The South African Post Office (SAPO) is on a mission to reinvent itself and reclaim its place as the country’s primary parcel handling service. But with various courier services having fulfilled that role for several years, SAPO faces an uphill battle. Recently, the state-owned enterprise turned to the Independent Communications Authority of South Africa (ICASA) to have legislation dating back to 1998 enforced.
In 2019, the Independent Communications Authority of South Africa found privately owned PostNet contravened the Postal Services Act by transporting and delivering small parcels weighing 1 kg or less. This after SAPO lodged a formal complaint with ICASA in 2018. In its ruling, ICASA stated the delivery of small packages was a “reserved” service and that SAPO was the only institution licenced to deliver such parcels. ICASA further found that, limiting the delivery of small parcels to SAPO only is constitutionally justifiable.
Currently, various private courier companies have joined forces with PostNet to take ICASA’s finding on review before the High Court. Should the High Court rule in SAPO’s favour, it could have a dramatic impact on the way we send and receive goods. Here’s how the Postal Services Act of 1998 could affect you:

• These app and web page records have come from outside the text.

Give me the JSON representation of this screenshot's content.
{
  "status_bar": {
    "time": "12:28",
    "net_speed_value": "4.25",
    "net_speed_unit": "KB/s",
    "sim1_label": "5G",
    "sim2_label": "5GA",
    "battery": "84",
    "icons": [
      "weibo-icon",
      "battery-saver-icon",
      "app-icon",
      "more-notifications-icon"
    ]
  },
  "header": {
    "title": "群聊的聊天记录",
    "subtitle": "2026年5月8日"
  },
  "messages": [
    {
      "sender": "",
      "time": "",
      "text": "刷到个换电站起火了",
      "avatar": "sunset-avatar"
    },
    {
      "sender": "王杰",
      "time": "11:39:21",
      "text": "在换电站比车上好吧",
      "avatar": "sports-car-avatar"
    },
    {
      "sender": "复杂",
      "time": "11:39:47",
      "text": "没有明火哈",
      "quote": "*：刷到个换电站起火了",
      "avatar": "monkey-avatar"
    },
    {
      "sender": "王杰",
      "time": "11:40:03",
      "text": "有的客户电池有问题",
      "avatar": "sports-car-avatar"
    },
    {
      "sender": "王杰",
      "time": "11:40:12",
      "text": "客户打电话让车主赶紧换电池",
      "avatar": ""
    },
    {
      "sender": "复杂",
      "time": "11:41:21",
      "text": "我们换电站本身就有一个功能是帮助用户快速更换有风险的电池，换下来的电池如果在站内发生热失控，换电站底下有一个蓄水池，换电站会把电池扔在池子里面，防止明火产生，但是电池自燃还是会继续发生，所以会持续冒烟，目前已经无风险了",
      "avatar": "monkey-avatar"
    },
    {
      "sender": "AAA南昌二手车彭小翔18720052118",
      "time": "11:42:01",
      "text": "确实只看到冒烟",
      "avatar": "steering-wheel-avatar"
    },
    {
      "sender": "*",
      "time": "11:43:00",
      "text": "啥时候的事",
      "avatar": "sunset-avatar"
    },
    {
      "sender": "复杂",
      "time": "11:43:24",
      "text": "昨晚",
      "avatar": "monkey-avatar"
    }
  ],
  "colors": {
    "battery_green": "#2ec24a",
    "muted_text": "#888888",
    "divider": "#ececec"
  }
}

- SAPO says the average time it takes for the delivery of domestic parcels is six working days. This effectively means the average delivery time of two to three working days that most courier services offer will be doubled.
- The following items will have to be delivered by the SA Post Office:
- All letters, postcards, printed matter. This EXCLUDES newspapers and periodicals, unaddressed mail, legal court documents, trade announcements, circulars, printed extracts from newspapers or advertisements not addressed to a specific person.
- Small parcels weighing 1 kg or less which can fit into a box measuring 458 mmm (l) by 324 mm (w) by 100 mm (h).
- Based on the above criteria, valuable items such as cell phones, smaller gadgets, credit and debit cards and passports will have to be sent via SAPO.
- Private senders such as individuals providing goods from home such as make-up, mechanical components and other small items won’t be able to use courier services to send their goods. This will also apply to small businesses.
- The Postal Services Act does not include the delivery of food items via food delivery services, meaning fast food deliveries won’t be affected.
Sources: SAPO | ICASA